Task objective: For each line of the data below, copy it if it holds the word "Necklace".

Material shown:

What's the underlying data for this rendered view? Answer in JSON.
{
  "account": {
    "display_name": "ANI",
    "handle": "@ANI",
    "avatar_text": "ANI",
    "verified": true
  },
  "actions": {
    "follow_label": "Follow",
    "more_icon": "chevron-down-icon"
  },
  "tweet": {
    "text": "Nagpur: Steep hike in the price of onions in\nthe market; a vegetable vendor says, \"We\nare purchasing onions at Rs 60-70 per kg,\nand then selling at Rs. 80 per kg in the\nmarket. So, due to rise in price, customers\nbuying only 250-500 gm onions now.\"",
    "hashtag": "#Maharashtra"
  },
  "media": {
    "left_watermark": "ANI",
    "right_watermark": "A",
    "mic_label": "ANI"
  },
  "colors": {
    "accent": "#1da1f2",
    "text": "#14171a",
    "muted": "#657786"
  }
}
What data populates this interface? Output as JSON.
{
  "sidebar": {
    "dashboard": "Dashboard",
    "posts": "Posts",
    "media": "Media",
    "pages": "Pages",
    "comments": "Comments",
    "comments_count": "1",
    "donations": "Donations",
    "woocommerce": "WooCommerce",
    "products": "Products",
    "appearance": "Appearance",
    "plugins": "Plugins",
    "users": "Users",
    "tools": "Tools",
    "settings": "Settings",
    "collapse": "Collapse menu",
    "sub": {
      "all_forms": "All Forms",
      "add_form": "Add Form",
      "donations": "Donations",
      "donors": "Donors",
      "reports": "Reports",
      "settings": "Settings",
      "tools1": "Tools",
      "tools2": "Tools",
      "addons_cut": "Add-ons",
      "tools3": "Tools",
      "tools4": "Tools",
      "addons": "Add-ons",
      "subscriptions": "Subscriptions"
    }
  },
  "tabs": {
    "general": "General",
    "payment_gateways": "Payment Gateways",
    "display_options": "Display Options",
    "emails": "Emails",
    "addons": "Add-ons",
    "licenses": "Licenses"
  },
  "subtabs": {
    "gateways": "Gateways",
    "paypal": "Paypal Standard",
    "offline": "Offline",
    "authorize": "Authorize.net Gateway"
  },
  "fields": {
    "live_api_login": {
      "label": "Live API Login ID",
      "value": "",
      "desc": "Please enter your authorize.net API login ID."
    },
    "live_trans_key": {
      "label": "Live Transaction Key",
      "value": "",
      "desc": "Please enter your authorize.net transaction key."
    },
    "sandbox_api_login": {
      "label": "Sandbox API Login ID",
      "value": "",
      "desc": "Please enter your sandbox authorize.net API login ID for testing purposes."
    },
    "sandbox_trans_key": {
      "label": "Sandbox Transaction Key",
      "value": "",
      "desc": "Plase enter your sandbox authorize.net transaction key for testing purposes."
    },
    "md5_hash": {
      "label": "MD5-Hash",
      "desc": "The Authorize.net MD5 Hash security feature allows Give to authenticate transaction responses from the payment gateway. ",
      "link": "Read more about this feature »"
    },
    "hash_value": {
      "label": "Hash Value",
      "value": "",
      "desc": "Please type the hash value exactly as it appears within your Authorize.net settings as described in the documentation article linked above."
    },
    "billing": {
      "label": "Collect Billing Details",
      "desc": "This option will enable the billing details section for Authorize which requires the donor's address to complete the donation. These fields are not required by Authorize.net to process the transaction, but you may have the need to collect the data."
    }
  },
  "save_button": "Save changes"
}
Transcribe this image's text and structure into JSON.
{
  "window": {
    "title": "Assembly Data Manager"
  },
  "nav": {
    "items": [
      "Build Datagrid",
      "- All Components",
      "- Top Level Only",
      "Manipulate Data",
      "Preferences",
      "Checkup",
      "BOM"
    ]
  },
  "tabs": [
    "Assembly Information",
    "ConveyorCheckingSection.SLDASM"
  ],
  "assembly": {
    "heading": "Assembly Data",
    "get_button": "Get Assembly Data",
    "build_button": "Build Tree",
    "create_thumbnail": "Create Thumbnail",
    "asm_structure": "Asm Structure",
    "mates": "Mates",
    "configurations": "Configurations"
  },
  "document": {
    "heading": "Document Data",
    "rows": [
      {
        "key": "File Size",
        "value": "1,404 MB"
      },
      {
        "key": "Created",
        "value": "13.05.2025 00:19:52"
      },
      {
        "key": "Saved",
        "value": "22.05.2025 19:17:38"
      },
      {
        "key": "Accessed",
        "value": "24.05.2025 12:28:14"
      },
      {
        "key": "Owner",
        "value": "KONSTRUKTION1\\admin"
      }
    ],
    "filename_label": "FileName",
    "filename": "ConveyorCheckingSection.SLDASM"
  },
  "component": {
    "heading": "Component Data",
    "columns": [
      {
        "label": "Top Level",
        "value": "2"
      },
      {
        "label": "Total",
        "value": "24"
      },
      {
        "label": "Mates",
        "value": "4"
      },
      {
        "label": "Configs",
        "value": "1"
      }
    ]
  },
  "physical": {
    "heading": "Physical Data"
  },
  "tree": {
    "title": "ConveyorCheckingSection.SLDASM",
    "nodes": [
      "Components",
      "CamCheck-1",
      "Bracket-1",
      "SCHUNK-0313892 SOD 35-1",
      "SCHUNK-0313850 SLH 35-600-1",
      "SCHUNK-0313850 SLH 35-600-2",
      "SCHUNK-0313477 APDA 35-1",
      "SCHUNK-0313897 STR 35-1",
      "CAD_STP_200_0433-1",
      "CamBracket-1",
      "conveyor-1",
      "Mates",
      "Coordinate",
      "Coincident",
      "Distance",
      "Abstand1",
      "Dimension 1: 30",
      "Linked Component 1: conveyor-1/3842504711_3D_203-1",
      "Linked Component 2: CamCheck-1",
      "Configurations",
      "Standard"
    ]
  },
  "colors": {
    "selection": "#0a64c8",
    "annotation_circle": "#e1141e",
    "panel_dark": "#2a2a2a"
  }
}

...

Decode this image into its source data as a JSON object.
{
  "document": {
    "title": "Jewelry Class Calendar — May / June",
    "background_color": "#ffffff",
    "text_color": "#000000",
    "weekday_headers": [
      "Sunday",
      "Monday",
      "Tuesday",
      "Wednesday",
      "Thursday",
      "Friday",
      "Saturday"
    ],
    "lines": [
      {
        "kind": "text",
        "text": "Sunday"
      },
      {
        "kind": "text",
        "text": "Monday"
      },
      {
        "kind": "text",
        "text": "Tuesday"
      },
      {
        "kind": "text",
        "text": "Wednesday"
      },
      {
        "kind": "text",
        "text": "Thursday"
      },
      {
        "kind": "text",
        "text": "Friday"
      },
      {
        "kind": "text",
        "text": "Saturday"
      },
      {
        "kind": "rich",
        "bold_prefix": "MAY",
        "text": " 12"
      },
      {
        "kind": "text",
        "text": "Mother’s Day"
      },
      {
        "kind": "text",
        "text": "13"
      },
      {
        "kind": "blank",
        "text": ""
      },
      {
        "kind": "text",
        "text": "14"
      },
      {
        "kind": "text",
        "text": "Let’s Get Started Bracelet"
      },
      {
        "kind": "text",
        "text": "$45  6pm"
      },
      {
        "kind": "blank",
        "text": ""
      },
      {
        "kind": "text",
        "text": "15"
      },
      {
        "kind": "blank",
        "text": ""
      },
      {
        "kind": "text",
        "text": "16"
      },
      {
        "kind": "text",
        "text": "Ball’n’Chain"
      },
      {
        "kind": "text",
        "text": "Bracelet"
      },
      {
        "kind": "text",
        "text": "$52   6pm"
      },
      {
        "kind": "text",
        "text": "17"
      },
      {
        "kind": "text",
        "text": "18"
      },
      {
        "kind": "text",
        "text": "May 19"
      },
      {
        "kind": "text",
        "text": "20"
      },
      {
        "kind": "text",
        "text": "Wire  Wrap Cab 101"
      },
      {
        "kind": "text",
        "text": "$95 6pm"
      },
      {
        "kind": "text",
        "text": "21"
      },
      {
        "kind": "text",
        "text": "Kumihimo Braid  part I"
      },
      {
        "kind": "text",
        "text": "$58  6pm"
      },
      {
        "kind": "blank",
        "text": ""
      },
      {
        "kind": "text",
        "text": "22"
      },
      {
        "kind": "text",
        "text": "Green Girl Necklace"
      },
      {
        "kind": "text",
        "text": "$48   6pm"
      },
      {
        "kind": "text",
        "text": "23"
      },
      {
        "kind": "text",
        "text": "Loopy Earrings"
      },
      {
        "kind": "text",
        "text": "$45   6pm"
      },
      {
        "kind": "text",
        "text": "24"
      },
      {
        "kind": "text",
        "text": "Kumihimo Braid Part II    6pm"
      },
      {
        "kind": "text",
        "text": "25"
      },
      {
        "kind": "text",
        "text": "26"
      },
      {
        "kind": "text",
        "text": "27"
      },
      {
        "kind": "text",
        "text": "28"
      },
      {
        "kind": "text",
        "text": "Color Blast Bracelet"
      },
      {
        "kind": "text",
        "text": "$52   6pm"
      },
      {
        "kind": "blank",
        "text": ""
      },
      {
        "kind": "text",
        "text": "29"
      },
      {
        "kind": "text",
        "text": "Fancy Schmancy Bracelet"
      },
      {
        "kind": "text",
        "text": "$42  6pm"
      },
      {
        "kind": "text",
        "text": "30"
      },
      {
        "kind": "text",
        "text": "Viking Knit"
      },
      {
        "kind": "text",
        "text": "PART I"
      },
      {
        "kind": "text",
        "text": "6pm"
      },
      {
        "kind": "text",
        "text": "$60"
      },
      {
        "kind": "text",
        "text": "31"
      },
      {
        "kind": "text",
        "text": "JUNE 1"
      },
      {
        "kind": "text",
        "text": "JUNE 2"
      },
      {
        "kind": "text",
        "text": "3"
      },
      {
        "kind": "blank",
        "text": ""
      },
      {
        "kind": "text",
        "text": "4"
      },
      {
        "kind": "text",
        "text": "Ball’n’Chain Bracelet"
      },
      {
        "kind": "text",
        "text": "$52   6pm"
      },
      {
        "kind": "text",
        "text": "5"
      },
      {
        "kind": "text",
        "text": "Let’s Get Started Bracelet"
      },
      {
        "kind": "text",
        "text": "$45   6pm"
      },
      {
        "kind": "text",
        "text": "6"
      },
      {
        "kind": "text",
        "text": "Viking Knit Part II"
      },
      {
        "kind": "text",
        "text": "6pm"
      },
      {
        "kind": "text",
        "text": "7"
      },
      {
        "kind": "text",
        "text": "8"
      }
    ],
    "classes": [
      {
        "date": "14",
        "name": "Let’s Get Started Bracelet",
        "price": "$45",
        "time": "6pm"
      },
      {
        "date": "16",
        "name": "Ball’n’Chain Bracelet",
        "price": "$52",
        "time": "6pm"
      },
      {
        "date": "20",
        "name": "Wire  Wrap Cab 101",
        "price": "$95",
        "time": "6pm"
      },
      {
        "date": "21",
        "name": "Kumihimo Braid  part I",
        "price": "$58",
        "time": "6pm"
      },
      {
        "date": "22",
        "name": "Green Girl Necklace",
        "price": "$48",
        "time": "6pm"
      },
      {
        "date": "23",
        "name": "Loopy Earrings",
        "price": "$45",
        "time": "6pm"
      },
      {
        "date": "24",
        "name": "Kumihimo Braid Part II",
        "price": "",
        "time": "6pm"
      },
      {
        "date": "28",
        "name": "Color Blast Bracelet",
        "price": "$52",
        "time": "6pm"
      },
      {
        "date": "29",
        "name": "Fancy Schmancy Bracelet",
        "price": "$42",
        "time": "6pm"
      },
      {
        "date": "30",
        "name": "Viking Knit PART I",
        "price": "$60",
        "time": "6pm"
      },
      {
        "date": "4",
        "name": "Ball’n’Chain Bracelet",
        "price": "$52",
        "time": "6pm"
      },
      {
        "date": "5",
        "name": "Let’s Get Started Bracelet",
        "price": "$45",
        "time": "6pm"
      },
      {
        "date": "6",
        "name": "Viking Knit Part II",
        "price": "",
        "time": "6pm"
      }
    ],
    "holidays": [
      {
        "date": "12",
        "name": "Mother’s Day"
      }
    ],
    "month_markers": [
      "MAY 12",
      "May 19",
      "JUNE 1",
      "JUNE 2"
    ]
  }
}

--

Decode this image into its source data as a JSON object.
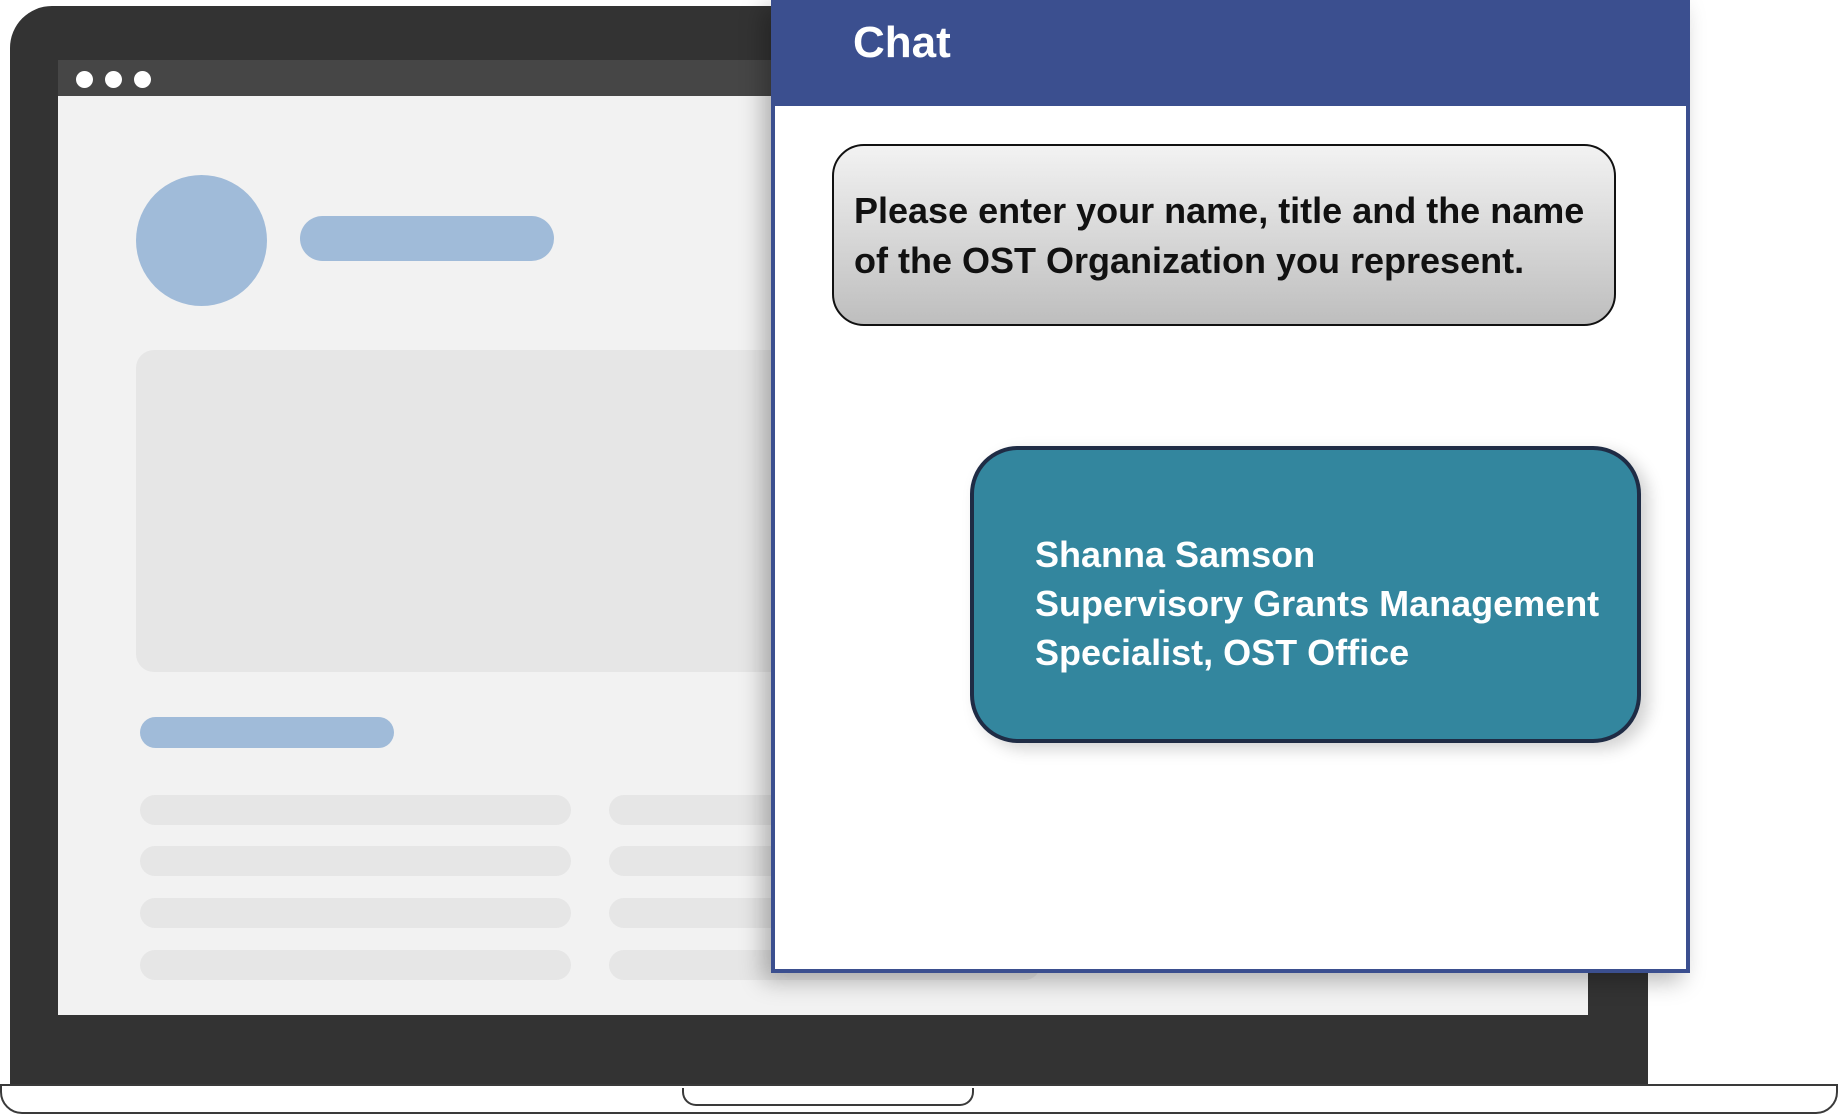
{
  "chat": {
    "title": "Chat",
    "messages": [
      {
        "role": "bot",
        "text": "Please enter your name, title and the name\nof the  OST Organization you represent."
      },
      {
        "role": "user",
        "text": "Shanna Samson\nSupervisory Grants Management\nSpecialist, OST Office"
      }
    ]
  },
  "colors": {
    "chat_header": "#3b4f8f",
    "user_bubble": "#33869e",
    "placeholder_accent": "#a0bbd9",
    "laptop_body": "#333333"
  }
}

Solution to the problem:
        "text": "Green Girl Necklace"
        "name": "Green Girl Necklace",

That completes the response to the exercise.